Whether or not you need to file a lawsuit depends on whether the party who injured you, through its insurance company, offers you a fair settlement. Sure, you could accept an unfair settlement and you avoid filing, but we encourage all of our clients who are not being treated fairly to assert their right to have their claim value assessed by a judge or jury.
Many plaintiffs are not being treated fairly. In fact, I got off the phone with an adjuster yesterday who said,"We’re only offering you $x,xxx because this is a bad economy." She may be right that it is a bad economy. But my client’s claim isn’t worth less because of a bad economy. (In fact, according to Forbes, the president of her insurance company made $6,678,148 in 2009.) She is not the only adjuster to tell me that the economy is bad so we’re offering less. And this has led to more claims being litigated. The lack of fair offers fits into one of Seattle injury attorney Karen Koehler’s responses to why people sue.

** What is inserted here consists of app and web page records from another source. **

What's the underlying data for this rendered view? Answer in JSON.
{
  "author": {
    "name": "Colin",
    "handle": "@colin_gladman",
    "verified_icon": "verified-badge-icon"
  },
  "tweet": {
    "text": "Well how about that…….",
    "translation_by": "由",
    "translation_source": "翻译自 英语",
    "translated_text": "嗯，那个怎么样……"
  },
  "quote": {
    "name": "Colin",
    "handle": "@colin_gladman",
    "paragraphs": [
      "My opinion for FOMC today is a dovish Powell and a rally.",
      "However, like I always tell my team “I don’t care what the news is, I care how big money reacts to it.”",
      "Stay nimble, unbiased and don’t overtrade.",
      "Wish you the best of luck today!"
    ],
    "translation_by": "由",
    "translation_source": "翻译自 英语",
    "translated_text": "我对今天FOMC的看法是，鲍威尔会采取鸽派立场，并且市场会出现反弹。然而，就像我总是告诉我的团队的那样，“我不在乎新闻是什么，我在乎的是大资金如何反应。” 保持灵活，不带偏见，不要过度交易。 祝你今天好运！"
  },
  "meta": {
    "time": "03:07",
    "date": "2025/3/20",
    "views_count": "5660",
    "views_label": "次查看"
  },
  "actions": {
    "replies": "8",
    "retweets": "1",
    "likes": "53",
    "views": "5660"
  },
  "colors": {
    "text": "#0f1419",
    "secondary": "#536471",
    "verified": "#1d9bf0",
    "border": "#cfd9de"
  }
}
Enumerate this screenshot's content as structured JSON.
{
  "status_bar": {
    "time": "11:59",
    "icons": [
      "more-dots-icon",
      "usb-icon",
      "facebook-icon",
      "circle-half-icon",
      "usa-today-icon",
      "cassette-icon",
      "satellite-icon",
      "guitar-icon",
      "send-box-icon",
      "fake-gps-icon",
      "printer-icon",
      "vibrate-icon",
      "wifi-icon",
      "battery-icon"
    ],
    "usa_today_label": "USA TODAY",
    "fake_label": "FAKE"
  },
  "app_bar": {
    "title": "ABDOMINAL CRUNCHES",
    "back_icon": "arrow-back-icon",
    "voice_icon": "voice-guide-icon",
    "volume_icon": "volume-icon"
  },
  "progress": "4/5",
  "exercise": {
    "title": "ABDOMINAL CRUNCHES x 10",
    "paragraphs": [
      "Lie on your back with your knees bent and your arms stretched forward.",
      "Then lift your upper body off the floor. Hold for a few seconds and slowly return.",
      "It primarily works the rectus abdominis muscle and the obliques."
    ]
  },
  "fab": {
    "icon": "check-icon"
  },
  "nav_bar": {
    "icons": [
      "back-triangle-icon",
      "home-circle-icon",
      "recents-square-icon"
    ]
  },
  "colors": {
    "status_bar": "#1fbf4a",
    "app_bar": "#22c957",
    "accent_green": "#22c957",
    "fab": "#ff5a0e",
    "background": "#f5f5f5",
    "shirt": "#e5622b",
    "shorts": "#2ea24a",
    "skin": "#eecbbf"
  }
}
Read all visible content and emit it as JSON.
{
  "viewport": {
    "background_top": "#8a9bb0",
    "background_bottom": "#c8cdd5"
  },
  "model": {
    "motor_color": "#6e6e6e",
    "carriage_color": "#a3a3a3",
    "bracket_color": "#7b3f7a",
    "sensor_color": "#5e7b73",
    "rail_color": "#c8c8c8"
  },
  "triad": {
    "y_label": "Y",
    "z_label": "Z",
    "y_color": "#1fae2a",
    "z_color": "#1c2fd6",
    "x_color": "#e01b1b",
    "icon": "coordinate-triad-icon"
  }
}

Litigation is generally a choice of last resort for many people. We try to settle claims through negotiation. Now, more than ever, we are turning to the civil court system as a solution for unfair or unreasonable settlement offers. Apparently, the bad economy is to blame for another lawsuit filed.